The most important indicator of your outlook is how quickly the artery is reopened after the stroke starts. If too much time passes before the blocked artery is opened, some or all of the symptoms can be permanent. You can also not survive the stroke.
It’s important to remember the warning signs for a stroke so you can recognize when someone is having one and immediately call 911 or your local emergency services.
An easy memory aide from the National Stroke Association is “FAST”:
- F is for facial droop. One side of your face is numb or droopy and you have a lopsided smile.
- A is for arm weakness. Your arm on one side is numb or weak and it slips downward when both arms are raised.
- S is for speech difficulty. You can’t speak or be understood, your words are slurred, you can’t think of the word you want to say, or you can’t repeat a sentence.
- T is for time to call 911. Any of these can be a sign you’re having a stroke, even if they only last a short time. If you or someone around you has any of them, immediately call 911, tell them someone is having a stroke, and remember when the symptoms started (so you can tell the doctor). This is the best and fastest way to get treatment started and improve the outcome.
There are things you can do to help prevent a thrombotic stroke. The best way is to reduce or eliminate your risk factors. Do the following:
- Lower your cholesterol. This can be done by exercising and eating a healthy, low-cholesterol diet. But most people need medication to lower it enough to reduce their risk.
- Treat high blood pressure. It’s important to continue your medication even after your blood pressure reaches the target level.
- Treat diabetes. Keep your blood sugar as close to the normal range as possible with diet, exercise, and medication.
- Stop smoking. According to the National Stroke Association, the risk of a stroke in a smoker is twice as high as that of a nonsmoker.
- Maintain a healthy lifestyle.
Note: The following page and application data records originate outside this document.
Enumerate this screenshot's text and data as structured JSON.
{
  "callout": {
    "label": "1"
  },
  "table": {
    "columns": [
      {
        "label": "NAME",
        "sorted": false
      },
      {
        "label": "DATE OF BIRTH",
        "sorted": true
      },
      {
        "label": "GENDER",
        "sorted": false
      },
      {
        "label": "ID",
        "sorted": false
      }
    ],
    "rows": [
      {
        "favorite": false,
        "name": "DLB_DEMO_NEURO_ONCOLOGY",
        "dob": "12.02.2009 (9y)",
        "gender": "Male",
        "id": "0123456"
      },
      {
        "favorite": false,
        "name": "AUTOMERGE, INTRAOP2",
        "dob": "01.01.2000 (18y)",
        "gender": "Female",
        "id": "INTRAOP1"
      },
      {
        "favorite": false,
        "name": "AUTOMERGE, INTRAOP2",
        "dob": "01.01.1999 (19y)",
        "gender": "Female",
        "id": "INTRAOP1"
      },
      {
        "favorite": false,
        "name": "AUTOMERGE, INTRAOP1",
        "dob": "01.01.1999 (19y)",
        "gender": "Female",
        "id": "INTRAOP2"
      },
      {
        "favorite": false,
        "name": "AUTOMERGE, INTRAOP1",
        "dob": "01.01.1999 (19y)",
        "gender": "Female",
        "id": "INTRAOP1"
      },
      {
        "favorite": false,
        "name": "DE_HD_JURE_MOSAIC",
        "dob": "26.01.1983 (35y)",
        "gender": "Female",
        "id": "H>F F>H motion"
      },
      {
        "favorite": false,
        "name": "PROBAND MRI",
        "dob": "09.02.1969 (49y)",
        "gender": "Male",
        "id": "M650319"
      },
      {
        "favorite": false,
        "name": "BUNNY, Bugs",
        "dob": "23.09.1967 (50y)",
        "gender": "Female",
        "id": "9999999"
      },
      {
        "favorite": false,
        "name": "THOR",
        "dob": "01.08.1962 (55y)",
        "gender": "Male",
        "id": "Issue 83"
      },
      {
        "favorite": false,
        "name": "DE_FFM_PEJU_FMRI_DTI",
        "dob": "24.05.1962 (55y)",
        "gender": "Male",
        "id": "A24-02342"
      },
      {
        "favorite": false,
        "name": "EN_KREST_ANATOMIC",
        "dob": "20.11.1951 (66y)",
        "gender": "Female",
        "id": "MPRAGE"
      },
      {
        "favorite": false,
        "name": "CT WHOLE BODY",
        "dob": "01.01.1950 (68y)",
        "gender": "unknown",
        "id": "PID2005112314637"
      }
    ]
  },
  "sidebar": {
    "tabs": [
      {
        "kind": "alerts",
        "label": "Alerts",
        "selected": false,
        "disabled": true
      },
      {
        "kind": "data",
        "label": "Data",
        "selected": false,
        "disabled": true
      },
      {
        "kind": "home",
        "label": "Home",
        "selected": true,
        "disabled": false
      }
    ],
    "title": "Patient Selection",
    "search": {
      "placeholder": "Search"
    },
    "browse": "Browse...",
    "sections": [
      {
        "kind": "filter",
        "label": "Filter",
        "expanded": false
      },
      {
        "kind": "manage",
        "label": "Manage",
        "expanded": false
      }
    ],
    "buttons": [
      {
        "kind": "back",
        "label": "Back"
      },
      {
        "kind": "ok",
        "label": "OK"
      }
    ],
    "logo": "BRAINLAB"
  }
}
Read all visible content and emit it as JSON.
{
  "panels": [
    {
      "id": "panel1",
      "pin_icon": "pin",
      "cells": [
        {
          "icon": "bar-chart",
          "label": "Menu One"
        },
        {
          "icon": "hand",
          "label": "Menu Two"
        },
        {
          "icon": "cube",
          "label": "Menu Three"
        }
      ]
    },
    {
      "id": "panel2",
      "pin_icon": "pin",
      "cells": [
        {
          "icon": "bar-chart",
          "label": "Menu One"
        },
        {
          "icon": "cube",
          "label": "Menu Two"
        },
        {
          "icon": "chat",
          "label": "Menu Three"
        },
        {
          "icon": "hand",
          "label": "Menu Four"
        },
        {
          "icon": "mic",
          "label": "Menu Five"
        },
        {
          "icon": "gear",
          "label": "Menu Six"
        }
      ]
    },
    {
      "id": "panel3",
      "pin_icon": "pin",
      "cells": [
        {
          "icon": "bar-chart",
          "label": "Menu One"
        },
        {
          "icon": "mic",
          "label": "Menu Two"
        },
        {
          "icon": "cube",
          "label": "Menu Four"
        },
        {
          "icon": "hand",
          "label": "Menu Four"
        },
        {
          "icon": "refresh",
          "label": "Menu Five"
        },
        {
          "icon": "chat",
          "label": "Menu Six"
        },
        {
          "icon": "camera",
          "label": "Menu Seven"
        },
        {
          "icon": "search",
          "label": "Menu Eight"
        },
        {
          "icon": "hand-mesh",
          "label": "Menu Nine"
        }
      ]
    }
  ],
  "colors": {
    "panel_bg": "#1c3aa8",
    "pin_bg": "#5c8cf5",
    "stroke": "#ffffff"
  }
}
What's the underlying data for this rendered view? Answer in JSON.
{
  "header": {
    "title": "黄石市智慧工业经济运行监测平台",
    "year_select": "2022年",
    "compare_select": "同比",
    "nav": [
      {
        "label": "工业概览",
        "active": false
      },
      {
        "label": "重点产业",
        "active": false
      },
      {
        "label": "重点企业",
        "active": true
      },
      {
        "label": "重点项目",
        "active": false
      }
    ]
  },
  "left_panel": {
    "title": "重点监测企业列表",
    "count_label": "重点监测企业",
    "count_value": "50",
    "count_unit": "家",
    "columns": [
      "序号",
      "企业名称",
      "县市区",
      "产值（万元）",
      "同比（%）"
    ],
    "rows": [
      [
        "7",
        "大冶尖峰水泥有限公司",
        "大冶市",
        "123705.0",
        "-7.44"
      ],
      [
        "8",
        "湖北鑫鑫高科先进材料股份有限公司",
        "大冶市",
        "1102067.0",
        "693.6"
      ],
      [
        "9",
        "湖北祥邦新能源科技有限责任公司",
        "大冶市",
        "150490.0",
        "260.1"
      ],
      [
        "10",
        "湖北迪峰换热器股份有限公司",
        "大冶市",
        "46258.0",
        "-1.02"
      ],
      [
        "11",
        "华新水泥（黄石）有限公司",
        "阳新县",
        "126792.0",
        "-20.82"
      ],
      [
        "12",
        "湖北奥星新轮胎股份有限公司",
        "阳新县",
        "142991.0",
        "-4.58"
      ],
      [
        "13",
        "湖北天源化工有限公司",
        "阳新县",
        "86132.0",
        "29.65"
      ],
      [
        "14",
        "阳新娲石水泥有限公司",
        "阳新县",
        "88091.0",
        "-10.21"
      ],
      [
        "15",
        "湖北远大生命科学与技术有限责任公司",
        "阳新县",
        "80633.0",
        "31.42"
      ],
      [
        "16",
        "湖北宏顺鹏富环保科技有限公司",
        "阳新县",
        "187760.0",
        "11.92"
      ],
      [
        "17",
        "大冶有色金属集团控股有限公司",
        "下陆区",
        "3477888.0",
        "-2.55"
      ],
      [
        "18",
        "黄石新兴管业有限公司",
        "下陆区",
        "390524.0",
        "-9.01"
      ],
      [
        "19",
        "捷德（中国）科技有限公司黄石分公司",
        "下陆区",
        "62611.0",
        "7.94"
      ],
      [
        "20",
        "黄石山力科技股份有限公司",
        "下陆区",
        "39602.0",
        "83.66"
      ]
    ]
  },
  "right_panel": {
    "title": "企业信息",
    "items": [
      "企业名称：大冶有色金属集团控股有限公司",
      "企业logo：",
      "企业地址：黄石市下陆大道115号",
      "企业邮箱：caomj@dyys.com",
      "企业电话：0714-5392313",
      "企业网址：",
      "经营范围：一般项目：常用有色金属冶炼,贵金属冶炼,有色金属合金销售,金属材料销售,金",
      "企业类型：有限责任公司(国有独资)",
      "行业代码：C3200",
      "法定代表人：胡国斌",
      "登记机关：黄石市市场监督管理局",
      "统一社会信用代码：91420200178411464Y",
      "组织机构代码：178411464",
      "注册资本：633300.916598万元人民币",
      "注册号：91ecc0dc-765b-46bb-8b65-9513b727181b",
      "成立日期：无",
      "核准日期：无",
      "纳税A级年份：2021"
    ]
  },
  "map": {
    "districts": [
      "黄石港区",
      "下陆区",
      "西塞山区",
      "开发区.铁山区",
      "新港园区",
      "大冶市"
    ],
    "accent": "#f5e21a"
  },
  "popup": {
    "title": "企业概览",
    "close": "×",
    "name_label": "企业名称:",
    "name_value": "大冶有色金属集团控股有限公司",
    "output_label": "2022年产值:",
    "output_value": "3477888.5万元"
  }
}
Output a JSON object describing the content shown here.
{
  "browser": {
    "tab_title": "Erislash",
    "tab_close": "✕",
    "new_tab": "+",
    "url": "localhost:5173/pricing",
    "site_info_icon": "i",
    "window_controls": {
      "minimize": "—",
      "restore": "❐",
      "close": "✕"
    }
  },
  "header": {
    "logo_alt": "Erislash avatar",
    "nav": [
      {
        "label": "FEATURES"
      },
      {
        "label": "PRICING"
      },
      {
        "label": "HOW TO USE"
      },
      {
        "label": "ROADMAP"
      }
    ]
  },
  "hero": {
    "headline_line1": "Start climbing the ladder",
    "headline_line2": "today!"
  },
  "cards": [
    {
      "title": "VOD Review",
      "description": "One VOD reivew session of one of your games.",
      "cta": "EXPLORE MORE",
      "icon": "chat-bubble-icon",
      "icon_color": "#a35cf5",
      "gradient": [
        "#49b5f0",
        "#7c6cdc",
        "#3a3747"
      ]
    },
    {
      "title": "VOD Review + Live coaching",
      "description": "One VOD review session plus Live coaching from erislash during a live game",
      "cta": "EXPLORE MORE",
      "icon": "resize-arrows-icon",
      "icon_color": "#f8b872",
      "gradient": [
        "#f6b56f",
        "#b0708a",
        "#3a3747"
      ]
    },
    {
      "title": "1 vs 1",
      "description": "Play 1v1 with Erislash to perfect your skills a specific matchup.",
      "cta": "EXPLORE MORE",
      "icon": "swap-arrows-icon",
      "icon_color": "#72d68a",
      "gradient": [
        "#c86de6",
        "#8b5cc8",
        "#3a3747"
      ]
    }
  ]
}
This should include moderate exercise and a healthy diet. Lose weight if needed.
- Avoid using illegal drugs. Cocaine and methamphetamine can tighten your arteries, reducing blood flow.